    • Growing towards light maximises the rate of photosynthesis and therefore glucose production
    • Producing harmful or foul-tasting chemicals in response to being eaten by a herbivore reduces the likelihood of being eaten
    • Roots growing towards water maximises the plant's ability to gain water
  • Plants can respond to several types of stimuli e.g.
    • Light
    • Gravity
    • Physical objects
    • Herbivory
    • Water
    • Physical touch
  • Plants can respond to stimuli in various ways, including by altering their growth
    • E.g. a seedling will bend and grow towards the light because there is more growth on the shaded side than on the illuminated side
  • This type of directional growth response is referred to as a tropism
    • Phototropism is a growth response to light
    • Geotropism is a growth response to gravity
      • The response to gravity is also known as gravitropism
  • Tropisms can be positive or negative
    • Positive tropisms involve growth towards a stimulus
      • E.g. positive phototropism is a growth response towards light
    • Negative tropisms involve growth away from a stimulus
      • E.g. negative geotropism is a growth response away from gravity i.e. upwards

Plant growth factors

  • The growth responses of plants rely on chemical substances that are released in response to a stimulus
  • These chemical growth factors act in a similar way to the hormones that are found in animals
    • Plant growth factors are sometimes referred to as plant hormones as they are chemical messengers
  • Growth factors are produced in the growing parts of a plant before moving from the growing regions to other tissues where they regulate cell growth in response to a directional stimulus
    • E.g. auxin is a growth factor that stimulates cell elongation in plant shoots and inhibits growth in cells in plant roots
  • Other examples of plant hormones along with some of their regulatory roles include
    • Giberellins
      • Stem elongation
      • Flowering
      • Seed germination
    • Cytokinins
      • Cell growth and division
    • Abscisic acid (ABA)
      • Leaf loss
      • Seed dormancy
    • Ethene
      • Fruit ripening
      • Flowering

Indoleacetic acid

  • Indoleacetic acid, or IAA, is a type of auxin
    • Auxins are a group of plant growth factors that influence many aspects of plant growth
  • It is thought that IAA brings about plant responses such as phototropism by altering the transcription of genes inside plant cells
    • Altering the expression of genes that code for proteins involved with cell growth can affect the growth of a plant
  • IAA is produced by cells in the growing parts of a plant before it is redistributed to other plant tissues
    • IAA can be transported from cell to cell by diffusion and active transport
    • Transport of IAA over longer distances occurs in the phloem
  • The redistribution of IAA is affected by environmental stimuli such as light and gravity, leading to an uneven distribution of IAA in different parts of the plant
    • This brings about uneven plant growth

IAA in plant shoots

  • Light affects the growth of plant shoots in a response known as phototropism
  • The concentration of IAA determines the rate of cell elongation within the stem
    • A higher concentration of IAA causes an increase in the rate of cell elongation
    • If the concentration of IAA is not uniform across the stem then uneven cell growth can occur
  • When light shines on a stem from one side, IAA is transported from the illuminated side of a shoot to the shaded side
  • An IAA gradient is established, with more on the shaded side and less on the illuminated side
  • The higher concentration of auxin on the shaded side of the shoot causes a faster rate of cell elongation, and the shoot bends towards the source of light

IAA stimulates cell elongation in shoots

IAA in roots

  • Roots respond to gravity in a response known as geotropism
  • In roots, IAA concentration also affects cell elongation, but higher concentrations result in a lower rate of cell elongation
    • Note that this is the opposite effect to that of IAA on shoot cells
  • IAA is transported towards the lower side of plant roots
  • The resulting high concentration of auxin at the lower side of the root inhibits cell elongation
  • As a result, the lower side grows at a slower rate than the upper side of the root, causing the root to bend downwards

IAA inhibits cell elongation in shoots.
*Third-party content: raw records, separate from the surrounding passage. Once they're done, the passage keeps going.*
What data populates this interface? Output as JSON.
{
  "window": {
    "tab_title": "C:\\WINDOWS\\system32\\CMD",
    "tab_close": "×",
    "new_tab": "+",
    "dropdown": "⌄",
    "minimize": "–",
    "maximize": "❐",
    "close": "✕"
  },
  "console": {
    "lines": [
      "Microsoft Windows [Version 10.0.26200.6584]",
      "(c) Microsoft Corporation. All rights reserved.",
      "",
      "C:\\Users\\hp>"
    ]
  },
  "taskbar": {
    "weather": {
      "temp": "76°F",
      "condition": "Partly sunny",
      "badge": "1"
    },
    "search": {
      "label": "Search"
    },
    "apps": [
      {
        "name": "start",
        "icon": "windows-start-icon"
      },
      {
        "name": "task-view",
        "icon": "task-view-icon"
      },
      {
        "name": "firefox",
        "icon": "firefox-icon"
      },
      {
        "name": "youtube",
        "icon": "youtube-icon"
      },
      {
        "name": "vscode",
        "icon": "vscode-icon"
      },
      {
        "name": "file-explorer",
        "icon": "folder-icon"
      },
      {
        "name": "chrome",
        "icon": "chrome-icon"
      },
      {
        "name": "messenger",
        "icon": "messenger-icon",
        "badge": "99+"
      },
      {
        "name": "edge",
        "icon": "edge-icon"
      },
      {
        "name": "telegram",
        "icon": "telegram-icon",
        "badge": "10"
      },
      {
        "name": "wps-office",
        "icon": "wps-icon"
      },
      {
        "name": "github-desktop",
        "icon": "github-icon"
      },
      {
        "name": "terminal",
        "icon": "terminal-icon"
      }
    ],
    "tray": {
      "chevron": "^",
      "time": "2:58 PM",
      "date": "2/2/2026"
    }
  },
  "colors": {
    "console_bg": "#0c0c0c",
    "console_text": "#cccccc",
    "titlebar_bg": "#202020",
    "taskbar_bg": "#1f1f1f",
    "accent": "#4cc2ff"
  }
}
Note that you do not need to know about the role played by amyloplasts in detecting the direction of gravity